Our hero has powers which are gradually revealed during the series' first numbers. They are partly of supernatural origin - for example, Harlan is longer-lived and more resilient than ordinary humans, but can, nonetheless, be injured and killed. He also has an extraordinary power that we don't want to reveal too soon.
We got our inspiration for Harlan's physical appearance from the actor Ralph Fiennes (star of "Strange Days", "The English Patient", "Onegin"). The reason why we chose this actor, however, was not solely for his physical appearance but also for his spiritual aspect. In "Strange Days", a film which we both loved, Fiennes plays the part of a loser, who, in the end manages to come out on top. Harlan also appears on the scene, right at the beginning, as a  loser, rather cynical and gloomy, but within a few pages he begins to reveal his true fighting heroic spirit. As for his pards, Kurjak is a macho type, a mercenary as hard as a rock, strengthened both physically and mentally by his life's dramatic experiences. Even Tesla, the girlfriend, is a fighter and has a look half-way between Annie Lennox (the singer in the Eurythmics) and a punk, well-suited to her character.

We both love rock, but not only rock. Of the vampires which have flocked onto the scene during the last two decades - thanks to writers like Anne Rice - we especially liked the attempt to revitalize the figure of the vampire, bringing him in line with the present and up-dating him. This re-working hasn't only been conducted on the aesthetic plane but has involved the very psychological essence of the creature of the night. Our Harlan Draka, while he isn't a rock star like Lestat of the Rice, obviously shows traces of these influences, which we have re-worked and developed, in affectionate, atmospheric quotations. This is why music has an important role in the series, becoming the perfect background sound track, the counterpoint to the narrative events. In a story set in Louisiana, for example, we were inspired by the very popular group of the Lynyrd Skynyrd. The strange Southern rock band which plays a role in the story is very like them. But the soundtrack to Dampyr won't include only rock. For the most tense sequences, for example, we would choose Bernard Hermann's gloomy, moving score (Alfred Hitchcock's favourite composer), while for the stories set in the Balkans, the folk rock of Goran Bregovic. Then there are lots of other names which we believe inspired us: Mozart, Les Tambours du Bronx with their tribal and urban impact, Creedence Clearwater Revival. But it wasn't only the film sounds and images which were our sources of inspiration. There are other images, often fragments from

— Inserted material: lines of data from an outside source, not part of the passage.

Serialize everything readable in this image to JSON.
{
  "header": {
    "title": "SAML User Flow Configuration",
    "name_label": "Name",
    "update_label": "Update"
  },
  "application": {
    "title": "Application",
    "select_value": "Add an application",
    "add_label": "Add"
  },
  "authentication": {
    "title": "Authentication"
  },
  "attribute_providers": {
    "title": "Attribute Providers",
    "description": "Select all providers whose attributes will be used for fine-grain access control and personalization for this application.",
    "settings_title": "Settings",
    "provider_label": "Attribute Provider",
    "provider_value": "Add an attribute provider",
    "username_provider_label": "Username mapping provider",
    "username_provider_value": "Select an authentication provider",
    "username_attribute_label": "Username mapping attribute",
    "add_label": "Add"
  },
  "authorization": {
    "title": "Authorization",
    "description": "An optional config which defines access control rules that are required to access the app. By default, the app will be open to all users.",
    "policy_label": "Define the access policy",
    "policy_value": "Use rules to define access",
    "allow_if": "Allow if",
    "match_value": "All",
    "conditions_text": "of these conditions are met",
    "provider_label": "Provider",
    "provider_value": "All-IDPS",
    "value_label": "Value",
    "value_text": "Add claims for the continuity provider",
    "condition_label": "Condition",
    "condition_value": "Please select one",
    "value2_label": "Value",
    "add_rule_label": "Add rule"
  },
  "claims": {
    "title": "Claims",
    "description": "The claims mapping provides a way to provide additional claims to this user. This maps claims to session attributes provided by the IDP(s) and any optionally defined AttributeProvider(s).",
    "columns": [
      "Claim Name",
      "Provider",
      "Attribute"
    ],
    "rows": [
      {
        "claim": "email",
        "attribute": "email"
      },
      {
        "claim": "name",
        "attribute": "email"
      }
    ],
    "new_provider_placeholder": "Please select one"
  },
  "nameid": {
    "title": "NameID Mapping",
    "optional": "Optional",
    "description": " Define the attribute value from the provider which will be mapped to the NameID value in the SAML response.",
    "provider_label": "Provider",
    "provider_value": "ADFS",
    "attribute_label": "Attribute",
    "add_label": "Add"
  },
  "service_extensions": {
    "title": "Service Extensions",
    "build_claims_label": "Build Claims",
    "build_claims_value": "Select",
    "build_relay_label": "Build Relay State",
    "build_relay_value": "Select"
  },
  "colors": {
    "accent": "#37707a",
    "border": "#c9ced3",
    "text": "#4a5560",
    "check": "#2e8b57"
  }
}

irregular outlines, which come from and mask other very different backgrounds. From the theatre, for example, where we like to remember the devastatingly emotional impact on the spectators of La Fura dels Baus. From poetry: a verse taken from a poem by Boris Vian inspired a whole episode of the story. And, last of all, scenes and memories from a journey (the ancient Freiburg University inspired a story set on a university campus).